This brings me to the thing I like most about Toyama’s brief piece: a simple chart that traces the rates of poverty in the United States against a time line of major innovations in communications technologies such as the internet, the personal computer, and the world wide web. No big surprises here, but the image is incredibly effective for breaking through some of our more magical thinking about technology and social justice.

Graph of Poverty in the US and Technological Innovation

I start to get frustrated with Toyama’s argument when he starts to talk solutions — for him, the focus should be on (individual) human intent and capacity, on virtue. If what he means is that we in the US need to realign our political and economic practice with our national values of liberty, justice, equality, and democracy, I agree. I think Mark Robert Rank, in his book One Nation, Underprivileged, makes a compelling argument that this kind of realignment is necessary if we are ever to take the epidemic levels of poverty in our country seriously.

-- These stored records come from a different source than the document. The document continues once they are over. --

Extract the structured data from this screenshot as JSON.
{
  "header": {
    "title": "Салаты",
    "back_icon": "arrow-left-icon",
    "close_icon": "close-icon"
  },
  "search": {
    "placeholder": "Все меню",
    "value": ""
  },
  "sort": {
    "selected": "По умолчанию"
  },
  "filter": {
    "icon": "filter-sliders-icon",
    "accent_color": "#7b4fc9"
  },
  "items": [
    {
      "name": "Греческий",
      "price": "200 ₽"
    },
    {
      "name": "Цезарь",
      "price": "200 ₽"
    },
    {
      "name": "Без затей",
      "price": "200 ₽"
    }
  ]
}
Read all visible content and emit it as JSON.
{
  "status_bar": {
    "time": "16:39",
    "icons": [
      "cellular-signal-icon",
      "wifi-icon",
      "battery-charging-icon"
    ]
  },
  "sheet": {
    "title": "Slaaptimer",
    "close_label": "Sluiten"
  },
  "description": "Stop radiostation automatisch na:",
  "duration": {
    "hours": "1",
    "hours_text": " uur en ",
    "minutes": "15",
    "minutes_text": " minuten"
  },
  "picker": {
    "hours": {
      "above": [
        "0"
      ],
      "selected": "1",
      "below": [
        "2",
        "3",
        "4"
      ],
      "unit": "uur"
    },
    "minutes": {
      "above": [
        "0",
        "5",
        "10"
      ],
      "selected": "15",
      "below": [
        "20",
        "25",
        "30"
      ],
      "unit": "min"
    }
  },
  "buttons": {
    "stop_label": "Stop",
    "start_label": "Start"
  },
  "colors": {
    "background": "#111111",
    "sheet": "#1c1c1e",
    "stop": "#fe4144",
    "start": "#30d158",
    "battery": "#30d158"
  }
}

Explaining that technology is just one thing we put undue faith in, Toyama coins the acronym TIPS — technology, institutions, policies and systems — to describe what he considers the most visible parts of cultural change. The real iceberg, he claims, is the invisible but more significant bulk of “individual and societal intent and capacity.” I got Marxist base/superstructure flashbacks when I read this, but in reverse.

As I’ve traveled throughout the northeast on my Spring book tour, audience members have asked again and again for specific solutions to the wide variety of social, economic and political problems Digital Dead End describes. So I respect Toyama’s attempt to look beyond the tools to the problems that underlie high-tech inequity. But solutions to the pressing social justice issues of the information age must be systematic and structural, not just individual and organizational.

I’m not sure “virtue” is a good platform for systemic social change. So in the next few weeks, I’ll tell you what I see as the “real iceberg” under the social, political and economic challenges faced by the United States. And I’ll provide some solutions and suggestions for how we go about creating an information age that works for everyone.

Stay tuned…